● Required action
In the records below, find each line with the word "price" and copy it.

● Dataset records
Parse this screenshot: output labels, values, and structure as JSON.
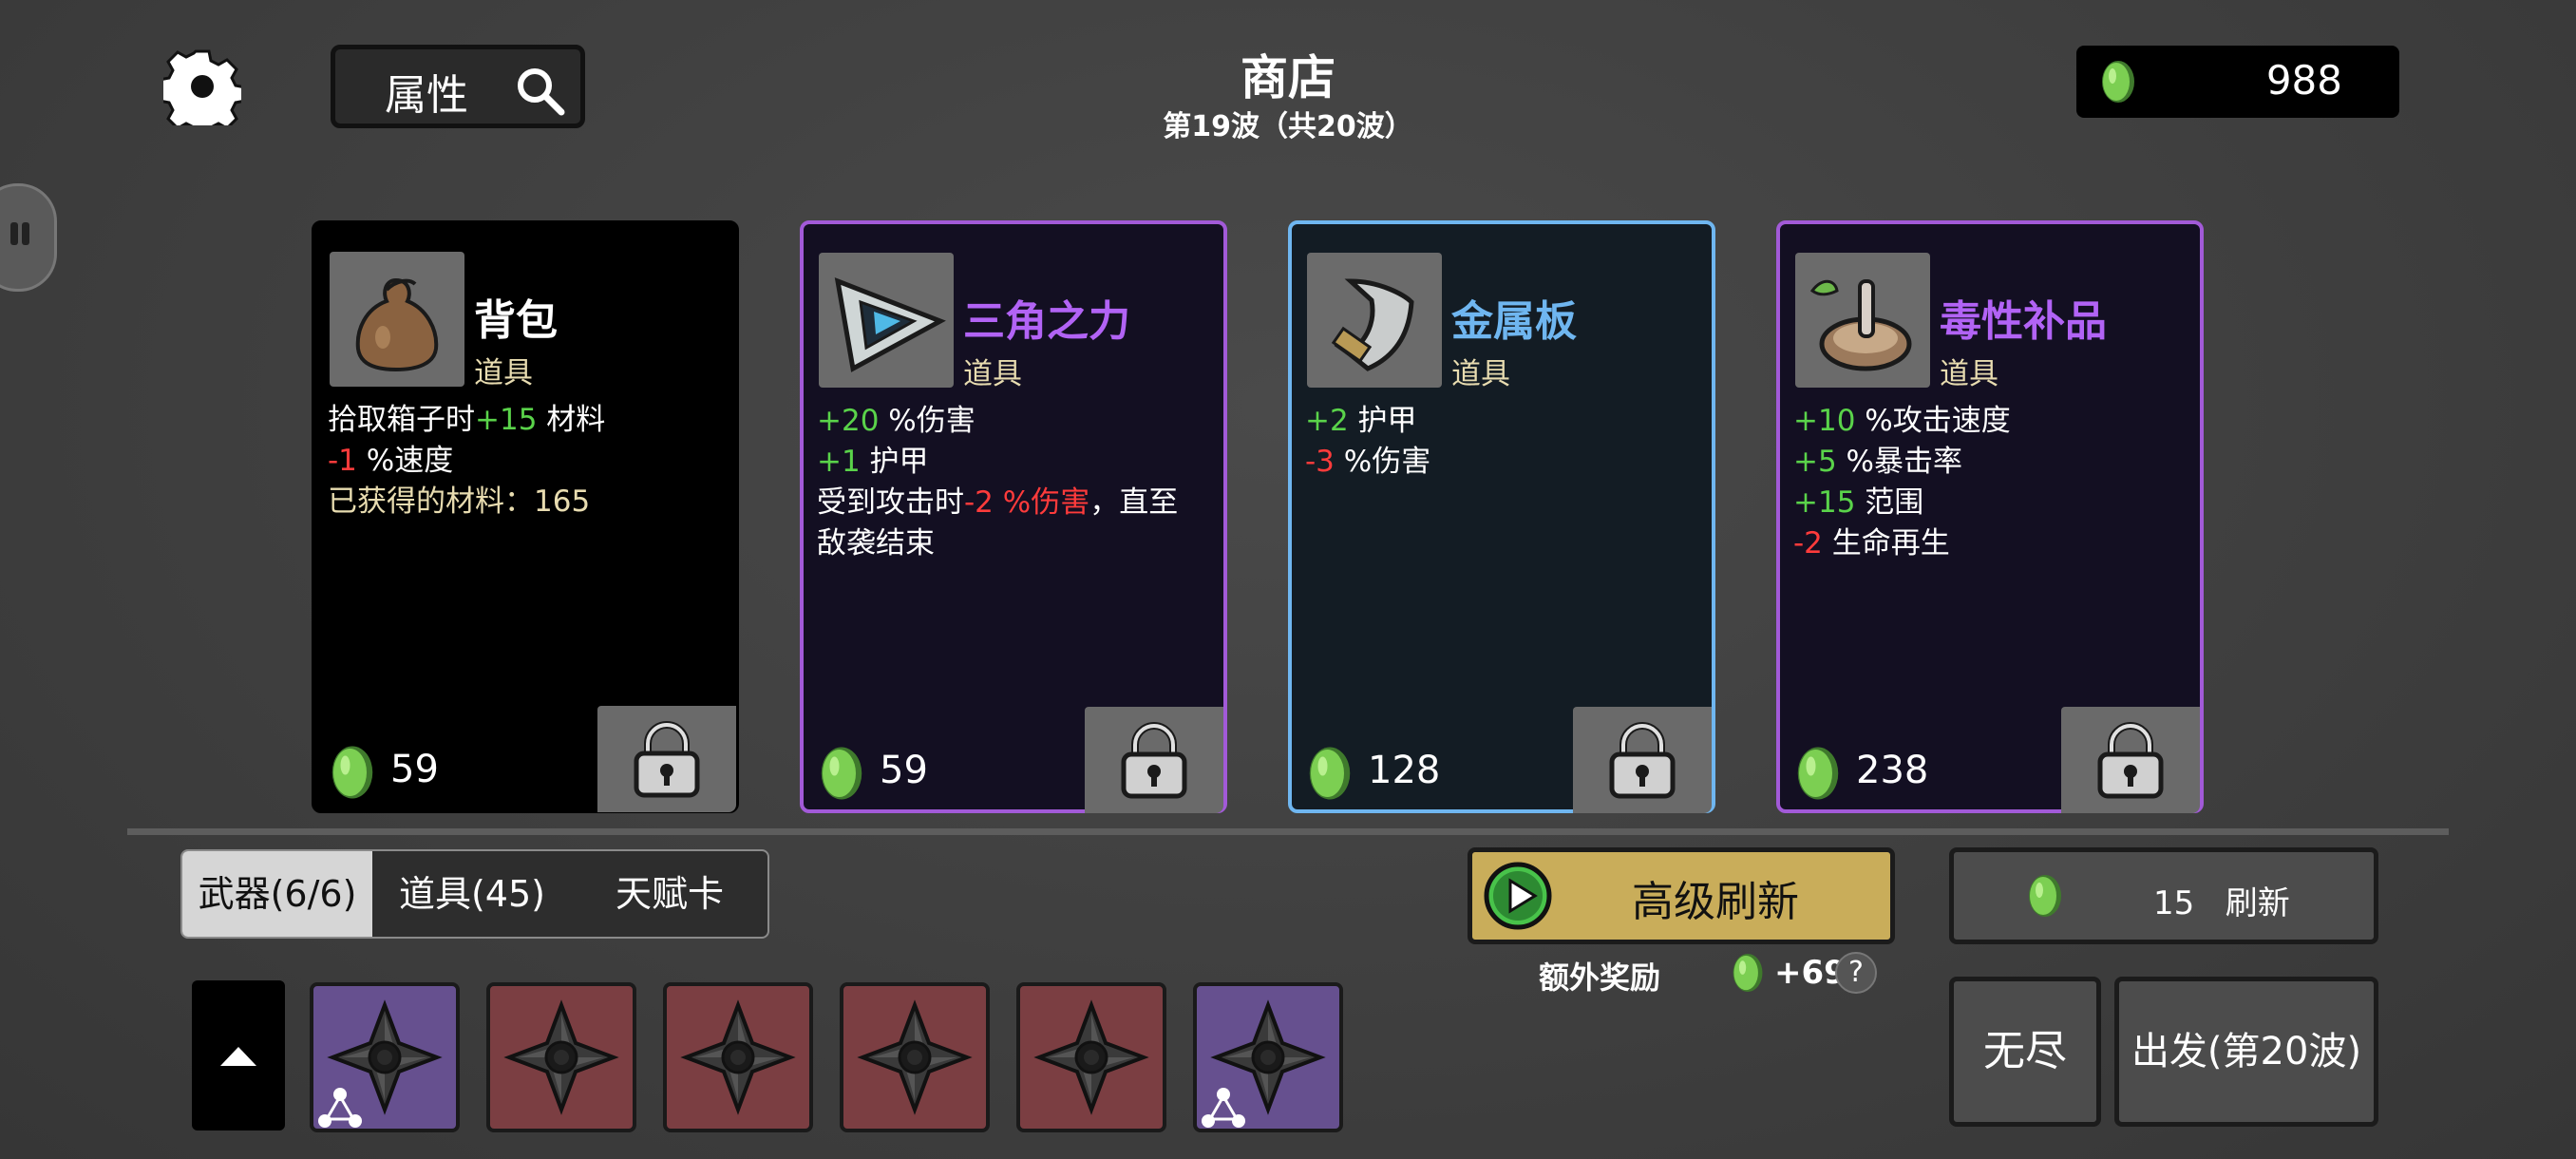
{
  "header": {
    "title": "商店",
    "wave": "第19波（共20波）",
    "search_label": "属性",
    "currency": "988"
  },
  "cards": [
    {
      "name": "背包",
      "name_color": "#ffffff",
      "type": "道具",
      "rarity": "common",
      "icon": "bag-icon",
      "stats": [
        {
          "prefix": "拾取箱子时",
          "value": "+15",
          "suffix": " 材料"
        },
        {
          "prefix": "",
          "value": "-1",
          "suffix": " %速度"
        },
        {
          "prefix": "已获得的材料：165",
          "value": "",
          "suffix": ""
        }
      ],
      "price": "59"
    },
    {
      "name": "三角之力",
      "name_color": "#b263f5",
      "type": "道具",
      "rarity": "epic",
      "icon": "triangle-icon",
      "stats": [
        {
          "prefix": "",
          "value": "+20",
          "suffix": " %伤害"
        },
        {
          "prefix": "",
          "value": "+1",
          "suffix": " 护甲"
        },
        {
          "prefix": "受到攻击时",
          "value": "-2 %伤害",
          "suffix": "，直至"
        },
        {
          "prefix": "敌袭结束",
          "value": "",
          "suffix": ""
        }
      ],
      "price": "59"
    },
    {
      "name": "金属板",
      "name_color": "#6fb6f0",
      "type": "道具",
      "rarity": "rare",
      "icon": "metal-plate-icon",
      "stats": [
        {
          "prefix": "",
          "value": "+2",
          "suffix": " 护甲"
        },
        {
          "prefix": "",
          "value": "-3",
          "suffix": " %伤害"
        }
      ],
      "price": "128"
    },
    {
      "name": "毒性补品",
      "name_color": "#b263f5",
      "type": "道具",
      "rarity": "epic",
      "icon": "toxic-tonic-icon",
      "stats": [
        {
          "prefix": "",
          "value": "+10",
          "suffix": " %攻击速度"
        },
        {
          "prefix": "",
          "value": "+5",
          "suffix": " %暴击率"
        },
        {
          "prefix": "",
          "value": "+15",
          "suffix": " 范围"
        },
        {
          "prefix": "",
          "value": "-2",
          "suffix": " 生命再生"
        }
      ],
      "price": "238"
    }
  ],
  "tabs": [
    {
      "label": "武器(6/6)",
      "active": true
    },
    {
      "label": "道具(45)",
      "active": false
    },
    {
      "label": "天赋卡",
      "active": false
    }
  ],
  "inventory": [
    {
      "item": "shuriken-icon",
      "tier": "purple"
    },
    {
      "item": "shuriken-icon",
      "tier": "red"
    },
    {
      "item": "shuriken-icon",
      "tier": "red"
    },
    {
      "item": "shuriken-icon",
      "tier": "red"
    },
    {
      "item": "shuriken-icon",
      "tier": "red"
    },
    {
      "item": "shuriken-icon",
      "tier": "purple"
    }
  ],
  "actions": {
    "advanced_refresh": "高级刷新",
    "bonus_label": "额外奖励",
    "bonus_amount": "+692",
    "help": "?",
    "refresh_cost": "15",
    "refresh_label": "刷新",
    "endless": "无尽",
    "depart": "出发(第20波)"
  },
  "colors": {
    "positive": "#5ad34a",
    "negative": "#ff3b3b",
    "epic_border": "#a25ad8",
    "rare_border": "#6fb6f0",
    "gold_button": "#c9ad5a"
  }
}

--

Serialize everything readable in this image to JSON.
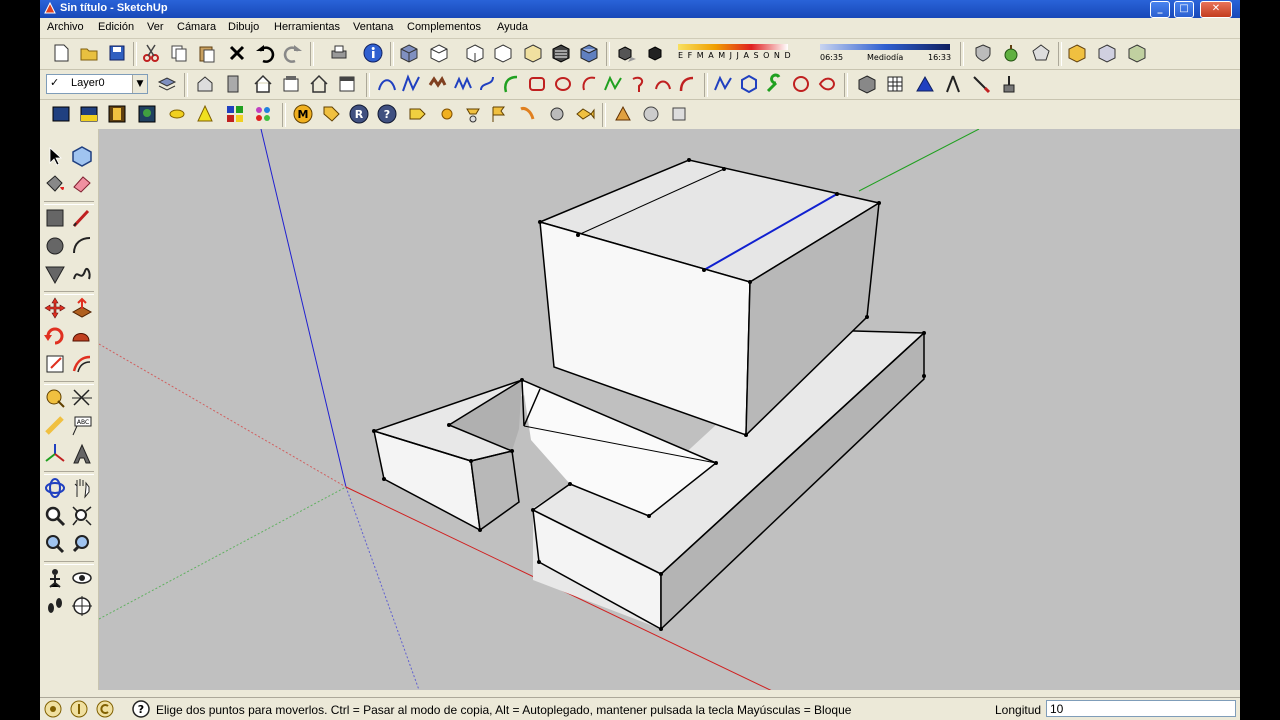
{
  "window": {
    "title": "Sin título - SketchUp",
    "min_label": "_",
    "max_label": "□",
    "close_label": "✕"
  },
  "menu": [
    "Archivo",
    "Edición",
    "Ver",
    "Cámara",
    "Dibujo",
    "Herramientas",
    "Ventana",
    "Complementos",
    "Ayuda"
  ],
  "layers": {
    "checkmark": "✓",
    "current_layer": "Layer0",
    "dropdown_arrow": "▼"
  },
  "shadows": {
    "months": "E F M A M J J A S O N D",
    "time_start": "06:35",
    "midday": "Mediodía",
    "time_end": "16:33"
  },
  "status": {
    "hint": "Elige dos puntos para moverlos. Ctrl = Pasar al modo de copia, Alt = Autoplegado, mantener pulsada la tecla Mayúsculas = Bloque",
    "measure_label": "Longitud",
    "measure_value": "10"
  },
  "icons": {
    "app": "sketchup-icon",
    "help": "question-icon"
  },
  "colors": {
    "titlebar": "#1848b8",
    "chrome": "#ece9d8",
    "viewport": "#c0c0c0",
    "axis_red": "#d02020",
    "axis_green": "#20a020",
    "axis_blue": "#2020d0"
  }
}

● Written solution
      "price": "59"
      "price": "59"
      "price": "128"
      "price": "238"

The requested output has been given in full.